Across these entries, how many lines contain the word "აფიშა"? Answer with only the number.
*** Opening of RAW DATA ***
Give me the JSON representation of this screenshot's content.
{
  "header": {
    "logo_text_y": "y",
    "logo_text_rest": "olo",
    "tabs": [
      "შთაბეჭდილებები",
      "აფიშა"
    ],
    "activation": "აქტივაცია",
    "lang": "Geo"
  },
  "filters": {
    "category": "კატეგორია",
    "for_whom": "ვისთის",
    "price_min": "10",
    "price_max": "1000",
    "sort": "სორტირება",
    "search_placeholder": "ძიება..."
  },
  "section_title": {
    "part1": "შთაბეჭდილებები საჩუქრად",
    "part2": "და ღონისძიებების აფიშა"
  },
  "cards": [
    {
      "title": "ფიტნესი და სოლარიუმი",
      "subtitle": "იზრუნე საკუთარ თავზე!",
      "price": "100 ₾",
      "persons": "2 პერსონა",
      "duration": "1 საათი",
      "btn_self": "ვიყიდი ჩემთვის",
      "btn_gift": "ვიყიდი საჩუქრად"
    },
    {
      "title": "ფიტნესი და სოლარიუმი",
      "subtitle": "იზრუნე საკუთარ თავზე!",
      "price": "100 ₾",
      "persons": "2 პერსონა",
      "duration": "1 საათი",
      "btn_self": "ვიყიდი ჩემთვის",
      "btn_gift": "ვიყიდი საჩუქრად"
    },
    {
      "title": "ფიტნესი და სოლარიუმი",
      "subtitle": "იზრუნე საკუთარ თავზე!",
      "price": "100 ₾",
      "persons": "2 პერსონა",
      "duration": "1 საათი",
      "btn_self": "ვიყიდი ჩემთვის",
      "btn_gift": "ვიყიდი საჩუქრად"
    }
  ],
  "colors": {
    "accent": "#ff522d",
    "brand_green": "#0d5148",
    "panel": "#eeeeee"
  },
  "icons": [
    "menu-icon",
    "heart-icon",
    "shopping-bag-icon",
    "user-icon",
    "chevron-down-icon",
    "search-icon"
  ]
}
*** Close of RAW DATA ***
> **RESULT FOR THIS EXERCISE**: 2